Mr. Fuller is an active volunteer in his community and strives to make an impact with agricultural and forestry outreach. Locally, he shares his expertise to advise a minority farmer cooperative near Monteocha (Alachua County); guides access to cost-share assistance and forest management markets to small female-owned farms (Alachua, Marion, Levy Counties); leads a Community Garden; chairs the City of Otter Creek Planning and Zoning Council; and serves on the board of the Levy County Fair. Internationally, he is involved with leading community development and youth programs in 25 countries, including establishing a 4S (based on 4H) youth organization in Curacao (Netherlands Antilles).

Mr. Fuller is also personally involved with the City of Williston Citizens’ Task Force; Community Resource Organization; political candidate forums; the Community Mental Health Organization; Friends of Cornelius Williams Park; Church Events; a food bank that demonstrated raised bed gardening at 30 food distribution sites in multiple counties; and an elementary school program that facilitates teaching youth how to make positive life skill decisions.

Mr. Fuller is proud that his property serves as home to day-camp programs that introduce basic forest ecology, outdoor skills, and archery to youth along with hosting special programs that instruct women and youth on firearm and ATV safety. Mr. Fuller feels strongly that his property shall continue to provide outdoor recreation opportunities, environmental education programs, remain in his family, and be productively managed.

Across Florida, family forest owners like Mr. Fuller are active in their community and care for the largest portion, more than half, of Florida’s forests. Forest landowner efforts are crucial to the sustainability of our country’s forest resources that provide benefits such as clean water and air, wildlife habitat, carbon storage and a wood supply for the over 5,000 forest products Americans use every day.
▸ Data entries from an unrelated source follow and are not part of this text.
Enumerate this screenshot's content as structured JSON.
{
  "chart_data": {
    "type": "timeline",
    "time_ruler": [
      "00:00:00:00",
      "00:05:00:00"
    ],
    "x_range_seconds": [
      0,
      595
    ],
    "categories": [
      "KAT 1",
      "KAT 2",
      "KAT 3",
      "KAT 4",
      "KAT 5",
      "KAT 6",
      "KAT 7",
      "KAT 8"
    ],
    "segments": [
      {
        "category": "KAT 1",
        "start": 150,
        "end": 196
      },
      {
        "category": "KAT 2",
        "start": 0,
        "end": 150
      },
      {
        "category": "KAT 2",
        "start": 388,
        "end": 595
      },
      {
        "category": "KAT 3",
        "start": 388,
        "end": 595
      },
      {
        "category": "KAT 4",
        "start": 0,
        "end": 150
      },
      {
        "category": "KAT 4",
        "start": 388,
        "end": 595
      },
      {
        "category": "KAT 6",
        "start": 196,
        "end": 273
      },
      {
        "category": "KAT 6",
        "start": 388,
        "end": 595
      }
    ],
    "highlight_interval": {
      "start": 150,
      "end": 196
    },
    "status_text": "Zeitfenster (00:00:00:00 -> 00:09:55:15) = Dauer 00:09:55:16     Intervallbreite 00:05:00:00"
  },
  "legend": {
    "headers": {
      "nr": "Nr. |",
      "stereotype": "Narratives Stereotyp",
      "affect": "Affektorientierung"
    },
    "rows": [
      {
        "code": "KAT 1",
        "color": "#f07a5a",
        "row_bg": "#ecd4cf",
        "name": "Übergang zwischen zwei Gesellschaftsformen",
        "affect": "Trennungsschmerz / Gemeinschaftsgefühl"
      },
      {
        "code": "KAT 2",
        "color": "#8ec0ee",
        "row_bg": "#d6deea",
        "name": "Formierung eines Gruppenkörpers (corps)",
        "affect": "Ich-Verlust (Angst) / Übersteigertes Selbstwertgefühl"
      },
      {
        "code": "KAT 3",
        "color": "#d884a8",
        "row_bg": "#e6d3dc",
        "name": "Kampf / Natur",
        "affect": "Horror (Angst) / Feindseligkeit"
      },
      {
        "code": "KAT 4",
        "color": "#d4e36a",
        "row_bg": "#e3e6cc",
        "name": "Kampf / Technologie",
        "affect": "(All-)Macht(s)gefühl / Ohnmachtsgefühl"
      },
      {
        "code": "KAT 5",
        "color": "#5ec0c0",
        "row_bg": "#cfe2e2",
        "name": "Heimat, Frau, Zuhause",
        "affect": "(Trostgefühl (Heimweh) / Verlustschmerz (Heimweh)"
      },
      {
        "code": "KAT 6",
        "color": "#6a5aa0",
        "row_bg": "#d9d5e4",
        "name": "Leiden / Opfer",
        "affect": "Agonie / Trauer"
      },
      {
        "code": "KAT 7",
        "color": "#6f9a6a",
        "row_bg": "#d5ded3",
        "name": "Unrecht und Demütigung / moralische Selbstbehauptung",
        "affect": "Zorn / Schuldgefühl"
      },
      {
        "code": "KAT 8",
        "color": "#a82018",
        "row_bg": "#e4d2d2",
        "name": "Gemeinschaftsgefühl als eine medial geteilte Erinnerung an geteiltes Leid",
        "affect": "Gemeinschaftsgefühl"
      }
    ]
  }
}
All from a natural resource that is solar powered, biodegradable, renewable, recyclable, and beautiful.

Jon Gould

Florida’s Outstanding Tree Farmer of the Year Award honors the memory of Mr. Jon Gould, a respected member of Florida’s Tree Farm Program State Committee and a proud Tree Farmer and advocate for forestry for more than 30 years throughout the southeast. Mr. Gould was selected as the Florida Outstanding Tree Farmer of the Year in 2006 and as the Southern Regional Outstanding Tree Farmer of the Year in 2018. Mr. Gould passed in 2019. His legacy lives as an ultimate model of the Tree Farm Program for which the Florida award is now renamed beginning in 2020.